card balances force debt restructuring
I'm presently working on refinancing my home so that I can take
some money out to pay off my credit cards that have interest rates
as high as 30 percent. One card has about $12,000 with interest
of 30 percent and the other has an $8,000 balance with an interest
rate of 20 percent.
The current interest rate on my home is 6 percent and the refinance
rate will be 8 percent, since my credit rating is not that good
due to the high balances on my cards. This will increase my monthly
mortgage payment by 25 percent. The loan balance on my house is
about $300,000. The house should appraise for about $495,000 and
I'm two years into a 30-year fixed-rate mortgage.
So, do you think it is a good way of paying off my credit cards
and improving my credit, or should I gradually pay off my cards
starting with the high interest rate ones and pay off at least 50
percent within the next six months? Please advise.
I'd much rather see you keep that 6 percent mortgage. If closing
costs on the refinancing are $3,000, you've just spent 15 percent

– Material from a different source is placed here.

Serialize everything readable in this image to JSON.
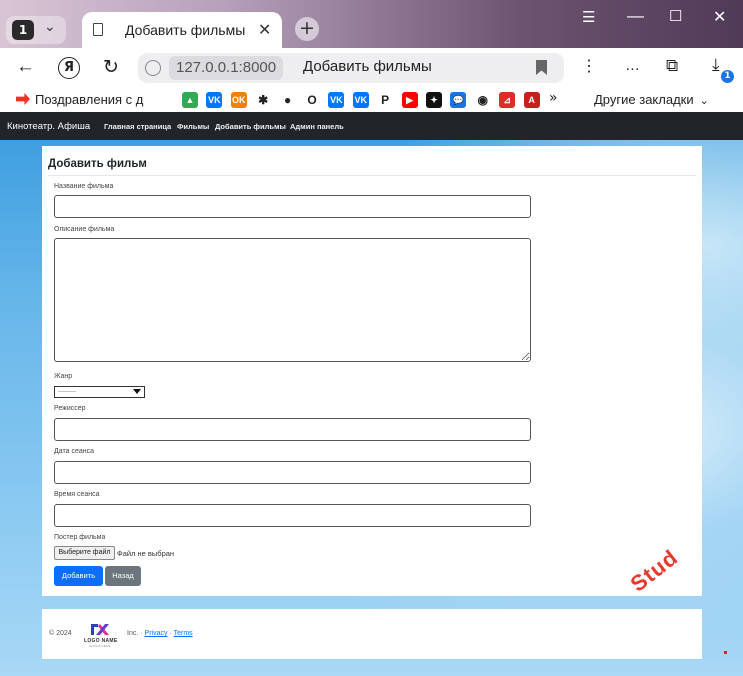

of your outstanding credit card debt just for the privilege of making
it secured mortgage debt that you can repay over the next 15 to
With close to $200,000 equity in your home, a home equity loan
or a home equity line of credit (HELOC) is a much smarter way to
restructure your credit card debt. The closing costs will be much
lower than the costs associated with refinancing the first mortgage
and you will be paying the higher interest rate on just the home
equity debt. There are pros and cons to both types of home equity
debt. I'd lean toward the HELOC, even though it is variable rate
debt, if you don't have much of a cash reserve for emergencies,
and toward the home equity loan if you're fairly comfortable with
your cash reserves.
Key in all this is to not use the sudden influx of credit as an
excuse to run up your credit card balances all over again. View
the home equity line/loan as a restructuring of your credit card
debt, not a license to spend more. If you take this approach, you'll
have changed your unsecured credit to secured credit, backed by
the equity in your home. You still need to get spending under control
and work on paying off the equity line as quickly as is practical.
You don't want to finance this year's holiday spending over the
next 20 years.
Credit card companies use risk-based modeling to determine what
interest rate you pay on your credit card. You didn't get a 30 percent
rate on your credit card by paying your bills on time. Paying down
these card balances will do a lot toward improving your credit.
As you move toward accomplishing this goal, talk to the card providers
about lowering the interest rate on your credit cards. It'll be
a good barometer for whether or not you want to stay with these
firms when your credit does improve.